*INFORMATION SUPPLIED:*
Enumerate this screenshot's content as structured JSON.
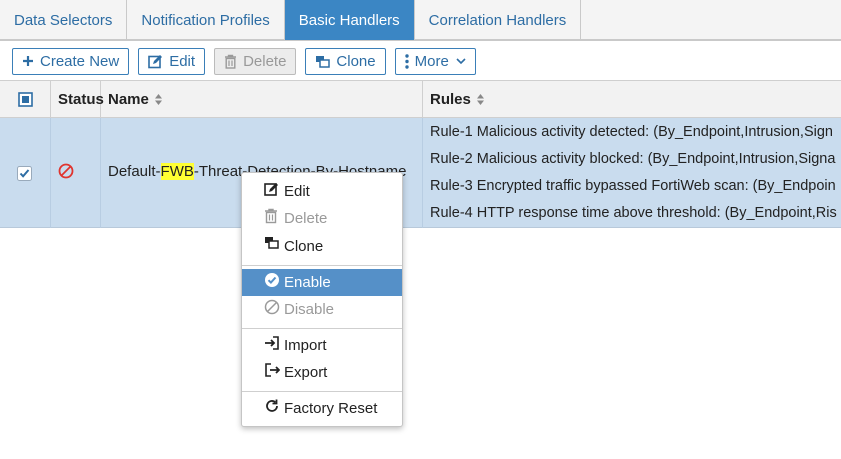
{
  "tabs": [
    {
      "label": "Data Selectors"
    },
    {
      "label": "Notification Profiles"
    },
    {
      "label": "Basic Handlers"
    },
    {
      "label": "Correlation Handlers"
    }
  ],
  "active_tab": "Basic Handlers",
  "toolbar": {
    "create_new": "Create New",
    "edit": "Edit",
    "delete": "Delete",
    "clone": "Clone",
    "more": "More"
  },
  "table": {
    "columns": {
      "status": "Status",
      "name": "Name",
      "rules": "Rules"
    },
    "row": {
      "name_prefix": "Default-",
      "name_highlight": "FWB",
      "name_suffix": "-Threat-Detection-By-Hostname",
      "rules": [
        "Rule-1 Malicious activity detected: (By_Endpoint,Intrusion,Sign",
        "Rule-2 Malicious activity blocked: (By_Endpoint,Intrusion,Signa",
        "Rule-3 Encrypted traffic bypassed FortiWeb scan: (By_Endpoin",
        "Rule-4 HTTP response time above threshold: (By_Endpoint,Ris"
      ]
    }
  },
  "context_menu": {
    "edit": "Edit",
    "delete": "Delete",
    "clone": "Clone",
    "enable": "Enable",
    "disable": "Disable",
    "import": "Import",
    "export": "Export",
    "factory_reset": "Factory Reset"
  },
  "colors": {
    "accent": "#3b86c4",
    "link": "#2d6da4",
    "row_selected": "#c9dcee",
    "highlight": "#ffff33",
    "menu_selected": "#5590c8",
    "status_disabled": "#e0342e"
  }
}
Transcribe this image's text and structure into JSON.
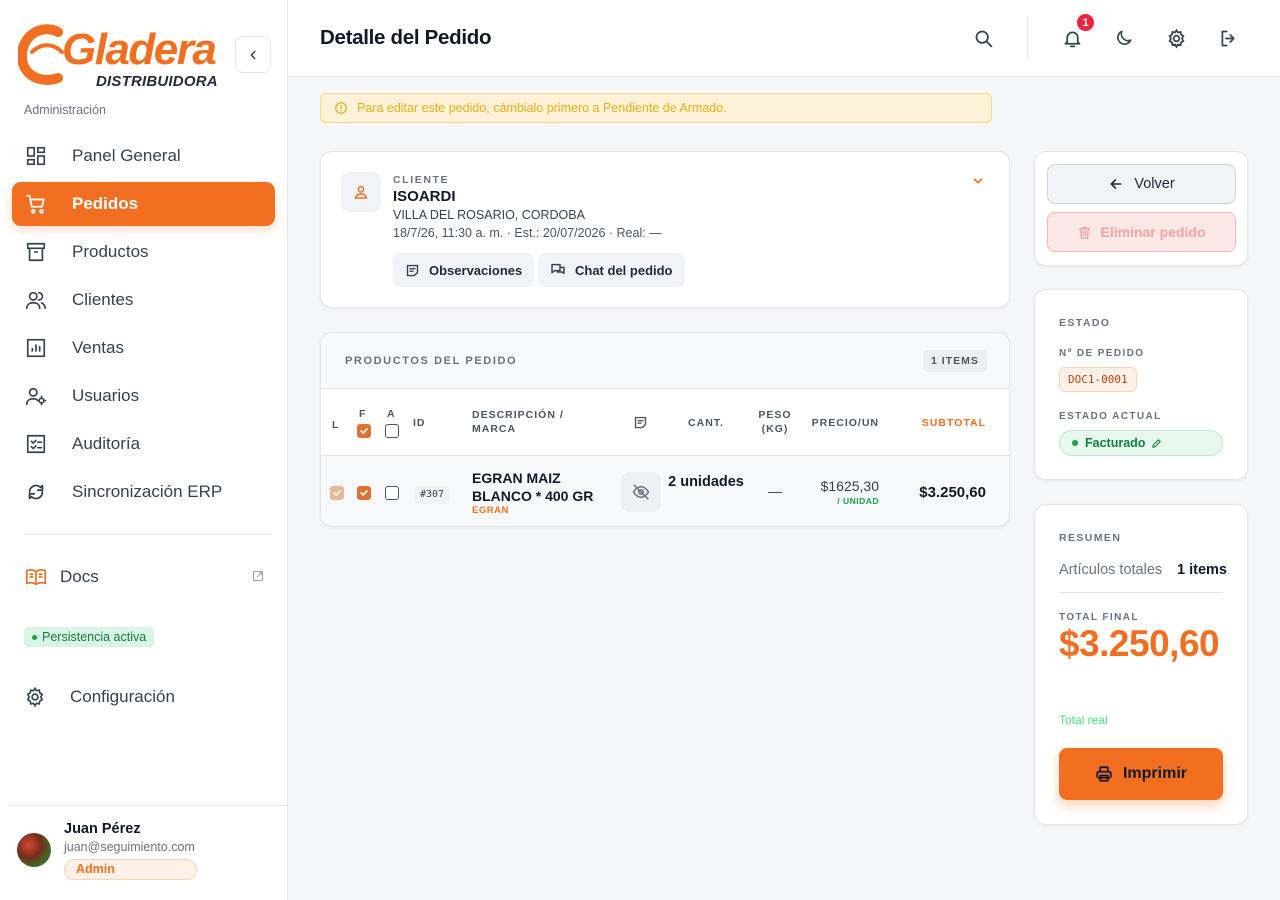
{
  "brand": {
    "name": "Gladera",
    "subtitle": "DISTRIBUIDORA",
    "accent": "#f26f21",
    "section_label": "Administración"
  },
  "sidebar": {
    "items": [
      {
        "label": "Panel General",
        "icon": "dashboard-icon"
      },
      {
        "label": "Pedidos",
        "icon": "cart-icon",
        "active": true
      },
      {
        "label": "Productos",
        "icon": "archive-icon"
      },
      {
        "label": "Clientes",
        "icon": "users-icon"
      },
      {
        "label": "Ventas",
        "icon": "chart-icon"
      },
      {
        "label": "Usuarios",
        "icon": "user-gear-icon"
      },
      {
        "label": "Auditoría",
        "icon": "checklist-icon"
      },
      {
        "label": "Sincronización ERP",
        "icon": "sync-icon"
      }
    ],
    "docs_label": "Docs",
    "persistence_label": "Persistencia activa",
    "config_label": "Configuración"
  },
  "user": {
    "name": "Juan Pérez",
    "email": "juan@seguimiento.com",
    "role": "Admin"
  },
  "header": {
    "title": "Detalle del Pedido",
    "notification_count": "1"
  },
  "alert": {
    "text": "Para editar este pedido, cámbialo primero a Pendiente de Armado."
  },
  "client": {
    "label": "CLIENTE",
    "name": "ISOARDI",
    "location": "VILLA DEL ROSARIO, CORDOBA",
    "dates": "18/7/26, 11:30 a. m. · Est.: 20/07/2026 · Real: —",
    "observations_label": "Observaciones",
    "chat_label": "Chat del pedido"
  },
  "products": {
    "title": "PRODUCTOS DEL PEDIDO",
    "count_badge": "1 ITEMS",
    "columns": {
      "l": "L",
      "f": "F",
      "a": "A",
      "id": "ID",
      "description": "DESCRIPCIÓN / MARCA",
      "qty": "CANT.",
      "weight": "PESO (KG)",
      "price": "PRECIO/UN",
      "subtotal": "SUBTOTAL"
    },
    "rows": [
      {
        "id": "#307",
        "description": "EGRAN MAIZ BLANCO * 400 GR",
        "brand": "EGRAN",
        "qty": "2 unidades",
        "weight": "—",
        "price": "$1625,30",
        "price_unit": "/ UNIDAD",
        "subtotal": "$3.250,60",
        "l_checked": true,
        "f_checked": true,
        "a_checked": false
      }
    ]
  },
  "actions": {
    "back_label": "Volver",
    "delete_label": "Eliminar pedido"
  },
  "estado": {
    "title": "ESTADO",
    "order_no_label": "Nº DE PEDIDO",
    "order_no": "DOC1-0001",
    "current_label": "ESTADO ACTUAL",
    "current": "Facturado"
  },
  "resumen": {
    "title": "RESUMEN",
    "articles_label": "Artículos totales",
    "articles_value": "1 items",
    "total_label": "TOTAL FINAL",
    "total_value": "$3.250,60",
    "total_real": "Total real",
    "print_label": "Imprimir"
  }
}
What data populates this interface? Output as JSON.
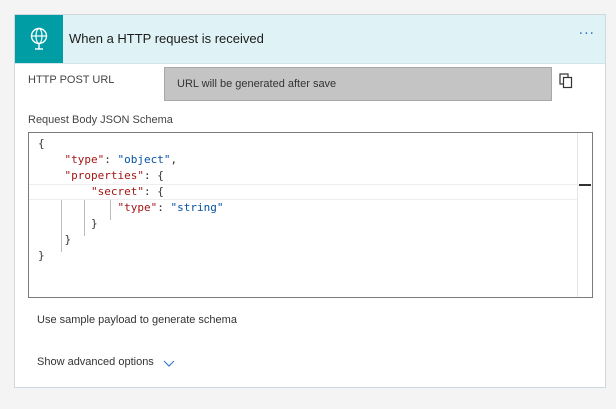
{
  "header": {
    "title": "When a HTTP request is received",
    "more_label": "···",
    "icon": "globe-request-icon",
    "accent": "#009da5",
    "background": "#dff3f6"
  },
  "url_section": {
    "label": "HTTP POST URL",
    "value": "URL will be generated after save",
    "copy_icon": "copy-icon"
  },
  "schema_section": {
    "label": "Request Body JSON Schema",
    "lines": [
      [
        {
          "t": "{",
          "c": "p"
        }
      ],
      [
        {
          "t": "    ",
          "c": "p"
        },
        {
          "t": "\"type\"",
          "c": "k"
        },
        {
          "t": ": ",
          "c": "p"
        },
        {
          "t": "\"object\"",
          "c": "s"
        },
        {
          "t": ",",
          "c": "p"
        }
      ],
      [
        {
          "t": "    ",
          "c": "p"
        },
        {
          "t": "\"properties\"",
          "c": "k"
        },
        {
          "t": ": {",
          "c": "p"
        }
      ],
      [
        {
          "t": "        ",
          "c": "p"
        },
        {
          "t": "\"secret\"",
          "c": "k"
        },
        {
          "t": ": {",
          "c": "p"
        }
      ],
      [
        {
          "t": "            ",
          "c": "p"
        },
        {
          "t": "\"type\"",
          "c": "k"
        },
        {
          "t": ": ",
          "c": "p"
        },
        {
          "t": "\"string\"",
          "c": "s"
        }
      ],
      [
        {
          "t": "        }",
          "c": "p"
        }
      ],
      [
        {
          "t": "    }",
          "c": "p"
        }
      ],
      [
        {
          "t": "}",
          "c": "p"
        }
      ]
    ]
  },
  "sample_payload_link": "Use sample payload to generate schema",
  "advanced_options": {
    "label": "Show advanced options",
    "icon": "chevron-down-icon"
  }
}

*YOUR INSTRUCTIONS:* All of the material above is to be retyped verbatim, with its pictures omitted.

*TASK RESULT:*
Enumerate this screenshot's content as structured JSON.
{
  "tabs": [
    {
      "label": "Data Selectors"
    },
    {
      "label": "Notification Profiles"
    },
    {
      "label": "Basic Handlers"
    },
    {
      "label": "Correlation Handlers"
    }
  ],
  "active_tab": "Basic Handlers",
  "toolbar": {
    "create_new": "Create New",
    "edit": "Edit",
    "delete": "Delete",
    "clone": "Clone",
    "more": "More"
  },
  "table": {
    "columns": {
      "status": "Status",
      "name": "Name",
      "rules": "Rules"
    },
    "row": {
      "name_prefix": "Default-",
      "name_highlight": "FWB",
      "name_suffix": "-Threat-Detection-By-Hostname",
      "rules": [
        "Rule-1 Malicious activity detected: (By_Endpoint,Intrusion,Sign",
        "Rule-2 Malicious activity blocked: (By_Endpoint,Intrusion,Signa",
        "Rule-3 Encrypted traffic bypassed FortiWeb scan: (By_Endpoin",
        "Rule-4 HTTP response time above threshold: (By_Endpoint,Ris"
      ]
    }
  },
  "context_menu": {
    "edit": "Edit",
    "delete": "Delete",
    "clone": "Clone",
    "enable": "Enable",
    "disable": "Disable",
    "import": "Import",
    "export": "Export",
    "factory_reset": "Factory Reset"
  },
  "colors": {
    "accent": "#3b86c4",
    "link": "#2d6da4",
    "row_selected": "#c9dcee",
    "highlight": "#ffff33",
    "menu_selected": "#5590c8",
    "status_disabled": "#e0342e"
  }
}
Transcribe this image's text and structure into JSON.
{
  "brand": {
    "name": "Gladera",
    "subtitle": "DISTRIBUIDORA",
    "accent": "#f26f21",
    "section_label": "Administración"
  },
  "sidebar": {
    "items": [
      {
        "label": "Panel General",
        "icon": "dashboard-icon"
      },
      {
        "label": "Pedidos",
        "icon": "cart-icon",
        "active": true
      },
      {
        "label": "Productos",
        "icon": "archive-icon"
      },
      {
        "label": "Clientes",
        "icon": "users-icon"
      },
      {
        "label": "Ventas",
        "icon": "chart-icon"
      },
      {
        "label": "Usuarios",
        "icon": "user-gear-icon"
      },
      {
        "label": "Auditoría",
        "icon": "checklist-icon"
      },
      {
        "label": "Sincronización ERP",
        "icon": "sync-icon"
      }
    ],
    "docs_label": "Docs",
    "persistence_label": "Persistencia activa",
    "config_label": "Configuración"
  },
  "user": {
    "name": "Juan Pérez",
    "email": "juan@seguimiento.com",
    "role": "Admin"
  },
  "header": {
    "title": "Detalle del Pedido",
    "notification_count": "1"
  },
  "alert": {
    "text": "Para editar este pedido, cámbialo primero a Pendiente de Armado."
  },
  "client": {
    "label": "CLIENTE",
    "name": "ISOARDI",
    "location": "VILLA DEL ROSARIO, CORDOBA",
    "dates": "18/7/26, 11:30 a. m. · Est.: 20/07/2026 · Real: —",
    "observations_label": "Observaciones",
    "chat_label": "Chat del pedido"
  },
  "products": {
    "title": "PRODUCTOS DEL PEDIDO",
    "count_badge": "1 ITEMS",
    "columns": {
      "l": "L",
      "f": "F",
      "a": "A",
      "id": "ID",
      "description": "DESCRIPCIÓN / MARCA",
      "qty": "CANT.",
      "weight": "PESO (KG)",
      "price": "PRECIO/UN",
      "subtotal": "SUBTOTAL"
    },
    "rows": [
      {
        "id": "#307",
        "description": "EGRAN MAIZ BLANCO * 400 GR",
        "brand": "EGRAN",
        "qty": "2 unidades",
        "weight": "—",
        "price": "$1625,30",
        "price_unit": "/ UNIDAD",
        "subtotal": "$3.250,60",
        "l_checked": true,
        "f_checked": true,
        "a_checked": false
      }
    ]
  },
  "actions": {
    "back_label": "Volver",
    "delete_label": "Eliminar pedido"
  },
  "estado": {
    "title": "ESTADO",
    "order_no_label": "Nº DE PEDIDO",
    "order_no": "DOC1-0001",
    "current_label": "ESTADO ACTUAL",
    "current": "Facturado"
  },
  "resumen": {
    "title": "RESUMEN",
    "articles_label": "Artículos totales",
    "articles_value": "1 items",
    "total_label": "TOTAL FINAL",
    "total_value": "$3.250,60",
    "total_real": "Total real",
    "print_label": "Imprimir"
  }
}
What data populates this interface? Output as JSON.
{
  "header": {
    "title": "When a HTTP request is received",
    "more_label": "···",
    "icon": "globe-request-icon",
    "accent": "#009da5",
    "background": "#dff3f6"
  },
  "url_section": {
    "label": "HTTP POST URL",
    "value": "URL will be generated after save",
    "copy_icon": "copy-icon"
  },
  "schema_section": {
    "label": "Request Body JSON Schema",
    "lines": [
      [
        {
          "t": "{",
          "c": "p"
        }
      ],
      [
        {
          "t": "    ",
          "c": "p"
        },
        {
          "t": "\"type\"",
          "c": "k"
        },
        {
          "t": ": ",
          "c": "p"
        },
        {
          "t": "\"object\"",
          "c": "s"
        },
        {
          "t": ",",
          "c": "p"
        }
      ],
      [
        {
          "t": "    ",
          "c": "p"
        },
        {
          "t": "\"properties\"",
          "c": "k"
        },
        {
          "t": ": {",
          "c": "p"
        }
      ],
      [
        {
          "t": "        ",
          "c": "p"
        },
        {
          "t": "\"secret\"",
          "c": "k"
        },
        {
          "t": ": {",
          "c": "p"
        }
      ],
      [
        {
          "t": "            ",
          "c": "p"
        },
        {
          "t": "\"type\"",
          "c": "k"
        },
        {
          "t": ": ",
          "c": "p"
        },
        {
          "t": "\"string\"",
          "c": "s"
        }
      ],
      [
        {
          "t": "        }",
          "c": "p"
        }
      ],
      [
        {
          "t": "    }",
          "c": "p"
        }
      ],
      [
        {
          "t": "}",
          "c": "p"
        }
      ]
    ]
  },
  "sample_payload_link": "Use sample payload to generate schema",
  "advanced_options": {
    "label": "Show advanced options",
    "icon": "chevron-down-icon"
  }
}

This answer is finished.